peopleJohn Walsh pays tribute to PD James, who died today
News
peopleExclusive: Maryum and Hana Ali share their stories of the family man behind the boxing gloves
Arts and Entertainment
John Hurt will voice Prince Bolkonsky in Radio 4's War and Peace
radioRadio 4 to broadcast 10-hour adaptation of War and Peace on first day of 2015
Latest stories from i100
Have you tried new the Independent Digital Edition apps?

Day In a Page

Cameron, Miliband and Clegg join forces for Homeless Veterans campaign

Cameron, Miliband and Clegg join forces for Homeless Veterans campaign

It's in all our interests to look after servicemen and women who fall on hard times, say party leaders
Millionaire Sol Campbell wades into wealthy backlash against Labour's mansion tax

Sol Campbell cries foul at Labour's mansion tax

The former England defender joins Myleene Klass, Griff Rhys Jones and Melvyn Bragg in criticising proposals
Nicolas Sarkozy returns: The ex-President is preparing to fight for the leadership of France's main opposition party – but will he win big enough?

Sarkozy returns

The ex-President is preparing to fight for the leadership of France's main opposition party – but will he win big enough?
Is the criticism of Ed Miliband a coded form of anti-Semitism?

Is the criticism of Miliband anti-Semitic?

Attacks on the Labour leader have coalesced around a sense that he is different, weird, a man apart. But is the criticism more sinister?
Ouija boards are the must-have gift this Christmas, fuelled by a schlock horror film

Ouija boards are the must-have festive gift

Simon Usborne explores the appeal - and mysteries - of a century-old parlour game
There's a Good Girl exhibition: How female creatives are changing the way women are portrayed in advertising

In pictures: There's a Good Girl exhibition

The new exhibition reveals how female creatives are changing the way women are portrayed in advertising
UK firm Biscuiteers is giving cookies a makeover - from advent calendars to doll's houses

UK firm Biscuiteers is giving cookies a makeover

It worked with cupcakes, doughnuts and macarons so no wonder someone decided to revamp the humble biscuit
Can SkySaga capture the Minecraft magic?

Can SkySaga capture the Minecraft magic?

It's no surprise that the building game born in Sweden in 2009 and now played by millions, has imitators keen to construct their own mega money-spinner
The King's School is way ahead of the pack when it comes to using the latest classroom technology

Staying connected: The King's School

The school in Cambridgeshire is ahead of the pack when it comes to using the latest classroom technology. Richard Garner discovers how teachers and pupils stay connected
Christmas 2014: 23 best women's perfumes

Festively fragrant: the best women's perfumes
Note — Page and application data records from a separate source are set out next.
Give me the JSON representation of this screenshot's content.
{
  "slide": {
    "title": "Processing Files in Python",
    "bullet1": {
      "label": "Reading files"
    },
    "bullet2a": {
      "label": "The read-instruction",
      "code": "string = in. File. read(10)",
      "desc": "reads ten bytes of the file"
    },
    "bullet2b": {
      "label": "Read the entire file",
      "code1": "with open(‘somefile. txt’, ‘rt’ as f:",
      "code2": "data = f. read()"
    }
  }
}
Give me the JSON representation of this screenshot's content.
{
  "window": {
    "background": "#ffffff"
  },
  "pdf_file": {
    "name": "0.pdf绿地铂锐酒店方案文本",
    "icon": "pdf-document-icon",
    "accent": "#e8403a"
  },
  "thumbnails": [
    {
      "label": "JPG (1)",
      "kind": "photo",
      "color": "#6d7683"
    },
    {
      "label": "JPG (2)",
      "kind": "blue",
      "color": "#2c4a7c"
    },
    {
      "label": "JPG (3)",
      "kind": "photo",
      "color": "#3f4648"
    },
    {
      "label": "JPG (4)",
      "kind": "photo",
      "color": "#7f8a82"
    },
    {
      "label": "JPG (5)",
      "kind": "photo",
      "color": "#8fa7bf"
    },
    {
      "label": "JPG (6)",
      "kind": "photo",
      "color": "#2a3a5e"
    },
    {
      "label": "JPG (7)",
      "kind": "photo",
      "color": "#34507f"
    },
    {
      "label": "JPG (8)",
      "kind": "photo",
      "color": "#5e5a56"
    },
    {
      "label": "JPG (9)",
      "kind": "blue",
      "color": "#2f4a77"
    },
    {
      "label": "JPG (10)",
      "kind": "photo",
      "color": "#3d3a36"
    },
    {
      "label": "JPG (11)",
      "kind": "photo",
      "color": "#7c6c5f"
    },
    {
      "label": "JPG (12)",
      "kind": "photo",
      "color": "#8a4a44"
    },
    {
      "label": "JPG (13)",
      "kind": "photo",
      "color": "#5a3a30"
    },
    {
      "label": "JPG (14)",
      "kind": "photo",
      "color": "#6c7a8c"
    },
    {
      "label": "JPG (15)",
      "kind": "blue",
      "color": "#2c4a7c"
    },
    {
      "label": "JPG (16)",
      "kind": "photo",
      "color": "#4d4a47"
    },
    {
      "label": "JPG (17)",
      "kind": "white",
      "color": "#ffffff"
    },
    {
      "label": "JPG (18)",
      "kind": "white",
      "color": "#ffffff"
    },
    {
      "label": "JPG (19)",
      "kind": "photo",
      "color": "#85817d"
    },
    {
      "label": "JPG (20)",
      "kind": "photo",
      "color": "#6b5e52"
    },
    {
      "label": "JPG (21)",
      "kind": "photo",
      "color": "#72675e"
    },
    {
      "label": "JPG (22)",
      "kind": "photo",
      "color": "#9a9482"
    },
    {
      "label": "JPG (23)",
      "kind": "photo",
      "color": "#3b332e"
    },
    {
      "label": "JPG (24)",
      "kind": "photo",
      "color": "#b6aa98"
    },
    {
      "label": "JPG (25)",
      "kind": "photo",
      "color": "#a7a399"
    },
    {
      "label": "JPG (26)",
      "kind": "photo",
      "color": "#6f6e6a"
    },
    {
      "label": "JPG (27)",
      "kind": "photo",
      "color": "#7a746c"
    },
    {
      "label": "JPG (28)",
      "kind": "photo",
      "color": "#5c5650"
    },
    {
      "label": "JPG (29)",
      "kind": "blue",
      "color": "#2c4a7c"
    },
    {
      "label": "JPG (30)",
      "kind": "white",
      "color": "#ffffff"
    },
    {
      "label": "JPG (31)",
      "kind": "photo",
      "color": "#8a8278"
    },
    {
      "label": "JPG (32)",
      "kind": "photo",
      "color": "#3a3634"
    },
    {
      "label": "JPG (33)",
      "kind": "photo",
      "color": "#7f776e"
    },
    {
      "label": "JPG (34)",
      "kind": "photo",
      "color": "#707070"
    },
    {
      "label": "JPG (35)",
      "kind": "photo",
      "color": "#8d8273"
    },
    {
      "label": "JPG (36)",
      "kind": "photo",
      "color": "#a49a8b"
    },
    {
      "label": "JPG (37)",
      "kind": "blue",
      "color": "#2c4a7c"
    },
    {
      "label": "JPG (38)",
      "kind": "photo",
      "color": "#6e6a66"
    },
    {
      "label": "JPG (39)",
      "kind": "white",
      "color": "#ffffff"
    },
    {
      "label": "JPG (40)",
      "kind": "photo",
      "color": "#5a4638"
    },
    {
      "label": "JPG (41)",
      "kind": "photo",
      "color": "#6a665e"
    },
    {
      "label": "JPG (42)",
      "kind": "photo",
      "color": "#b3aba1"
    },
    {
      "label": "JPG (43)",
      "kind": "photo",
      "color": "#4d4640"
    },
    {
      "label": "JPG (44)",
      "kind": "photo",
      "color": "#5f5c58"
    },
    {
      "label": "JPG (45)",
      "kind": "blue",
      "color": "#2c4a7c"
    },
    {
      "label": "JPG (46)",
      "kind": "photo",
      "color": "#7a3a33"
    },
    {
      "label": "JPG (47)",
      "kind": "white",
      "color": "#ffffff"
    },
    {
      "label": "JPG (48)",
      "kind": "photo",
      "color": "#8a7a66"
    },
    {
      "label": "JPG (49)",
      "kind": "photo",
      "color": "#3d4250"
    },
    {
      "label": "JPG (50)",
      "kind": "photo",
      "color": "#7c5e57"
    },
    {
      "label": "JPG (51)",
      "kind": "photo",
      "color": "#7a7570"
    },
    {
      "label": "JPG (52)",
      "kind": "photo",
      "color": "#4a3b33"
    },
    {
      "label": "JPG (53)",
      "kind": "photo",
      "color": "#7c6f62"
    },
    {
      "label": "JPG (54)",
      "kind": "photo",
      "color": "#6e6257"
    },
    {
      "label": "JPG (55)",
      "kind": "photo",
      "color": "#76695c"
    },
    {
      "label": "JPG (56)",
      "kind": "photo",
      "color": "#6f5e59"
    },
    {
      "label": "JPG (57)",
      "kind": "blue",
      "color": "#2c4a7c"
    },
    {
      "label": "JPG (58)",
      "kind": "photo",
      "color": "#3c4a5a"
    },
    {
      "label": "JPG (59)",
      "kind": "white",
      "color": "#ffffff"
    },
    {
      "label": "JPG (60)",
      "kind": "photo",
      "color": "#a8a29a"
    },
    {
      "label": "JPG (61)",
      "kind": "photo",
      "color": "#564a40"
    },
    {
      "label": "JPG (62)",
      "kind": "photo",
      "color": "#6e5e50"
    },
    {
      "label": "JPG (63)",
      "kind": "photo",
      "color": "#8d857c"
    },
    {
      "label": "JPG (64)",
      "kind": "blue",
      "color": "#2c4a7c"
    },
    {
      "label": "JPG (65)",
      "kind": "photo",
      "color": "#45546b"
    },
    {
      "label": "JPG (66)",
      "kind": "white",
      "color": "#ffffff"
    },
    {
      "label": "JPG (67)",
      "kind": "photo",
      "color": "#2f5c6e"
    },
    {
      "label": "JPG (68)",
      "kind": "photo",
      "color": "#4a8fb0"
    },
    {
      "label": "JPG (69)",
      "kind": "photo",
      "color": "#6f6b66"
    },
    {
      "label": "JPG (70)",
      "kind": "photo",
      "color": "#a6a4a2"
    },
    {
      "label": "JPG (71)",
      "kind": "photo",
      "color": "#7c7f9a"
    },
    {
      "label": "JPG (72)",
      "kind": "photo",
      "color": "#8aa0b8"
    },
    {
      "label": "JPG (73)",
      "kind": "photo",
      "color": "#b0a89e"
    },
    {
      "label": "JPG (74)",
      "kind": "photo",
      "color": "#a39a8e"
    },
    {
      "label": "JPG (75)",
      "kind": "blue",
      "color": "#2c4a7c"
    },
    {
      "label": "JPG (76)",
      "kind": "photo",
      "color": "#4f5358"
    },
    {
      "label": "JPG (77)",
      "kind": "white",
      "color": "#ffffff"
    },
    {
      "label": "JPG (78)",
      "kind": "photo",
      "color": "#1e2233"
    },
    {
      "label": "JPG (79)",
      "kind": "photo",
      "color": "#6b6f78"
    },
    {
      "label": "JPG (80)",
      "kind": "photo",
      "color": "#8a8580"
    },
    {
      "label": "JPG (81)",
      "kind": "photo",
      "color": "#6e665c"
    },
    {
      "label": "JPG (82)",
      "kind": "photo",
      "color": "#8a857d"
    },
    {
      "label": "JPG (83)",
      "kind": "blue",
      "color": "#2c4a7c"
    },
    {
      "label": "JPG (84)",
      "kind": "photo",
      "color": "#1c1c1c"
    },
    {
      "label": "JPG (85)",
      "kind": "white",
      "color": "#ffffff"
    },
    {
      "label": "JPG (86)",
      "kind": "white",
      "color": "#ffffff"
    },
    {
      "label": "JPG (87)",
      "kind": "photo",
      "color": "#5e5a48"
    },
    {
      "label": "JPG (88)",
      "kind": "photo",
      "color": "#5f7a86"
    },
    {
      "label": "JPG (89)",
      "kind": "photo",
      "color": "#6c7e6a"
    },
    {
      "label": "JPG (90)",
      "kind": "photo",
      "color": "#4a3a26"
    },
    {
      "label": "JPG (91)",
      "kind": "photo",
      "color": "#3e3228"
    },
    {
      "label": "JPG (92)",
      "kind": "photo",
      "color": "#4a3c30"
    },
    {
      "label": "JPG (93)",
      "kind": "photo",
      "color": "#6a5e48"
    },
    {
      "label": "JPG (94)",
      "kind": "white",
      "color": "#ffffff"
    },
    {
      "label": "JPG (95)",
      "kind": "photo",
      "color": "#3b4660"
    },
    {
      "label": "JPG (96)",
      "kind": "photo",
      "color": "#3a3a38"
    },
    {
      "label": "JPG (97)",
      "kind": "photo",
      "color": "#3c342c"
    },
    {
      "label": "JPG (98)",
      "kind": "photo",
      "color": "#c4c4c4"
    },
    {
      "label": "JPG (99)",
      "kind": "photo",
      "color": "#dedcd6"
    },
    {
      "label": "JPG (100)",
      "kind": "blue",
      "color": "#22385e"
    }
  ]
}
Give a loved one a luxe fragrance this year or treat yourself to a sensual pick-me-up
Arsenal vs Borussia Dortmund: Alex Oxlade-Chamberlain celebrates century with trademark display of speed and intuition

Arsenal vs Borussia Dortmund

The Ox celebrates century with trademark display of speed and intuition
Billy Joe Saunders vs Chris Eubank Jnr: When two worlds collide

When two worlds collide

Traveller Billy Joe Saunders did not have a pampered public-school upbringing - unlike Saturday’s opponent Chris Eubank Jnr
Homeless Veterans Christmas Appeal: Drifting and forgotten - turning lives around for ex-soldiers

Homeless Veterans Christmas Appeal: Turning lives around for ex-soldiers

Our partner charities help veterans on the brink – and get them back on their feet
Putin’s far-right ambition: Think-tank reveals how Russian President is wooing – and funding – populist parties across Europe to gain influence in the EU

Putin’s far-right ambition

Think-tank reveals how Russian President is wooing – and funding – populist parties across Europe to gain influence in the EU
Tove Jansson's Moominland: What was the inspiration for Finland's most famous family?

Escape to Moominland

What was the inspiration for Finland's most famous family?